Work required -> Could you filter the data below down to the lines that hold the word "FINN"?

── Working data

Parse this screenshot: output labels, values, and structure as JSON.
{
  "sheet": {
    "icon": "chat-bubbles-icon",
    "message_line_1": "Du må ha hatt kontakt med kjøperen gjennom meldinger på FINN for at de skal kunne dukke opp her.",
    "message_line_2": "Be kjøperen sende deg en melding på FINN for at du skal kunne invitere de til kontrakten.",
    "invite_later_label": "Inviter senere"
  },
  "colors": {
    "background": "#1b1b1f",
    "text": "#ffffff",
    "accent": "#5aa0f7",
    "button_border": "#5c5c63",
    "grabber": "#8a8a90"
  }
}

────

Answer ->
    "message_line_1": "Du må ha hatt kontakt med kjøperen gjennom meldinger på FINN for at de skal kunne dukke opp her.",
    "message_line_2": "Be kjøperen sende deg en melding på FINN for at du skal kunne invitere de til kontrakten.",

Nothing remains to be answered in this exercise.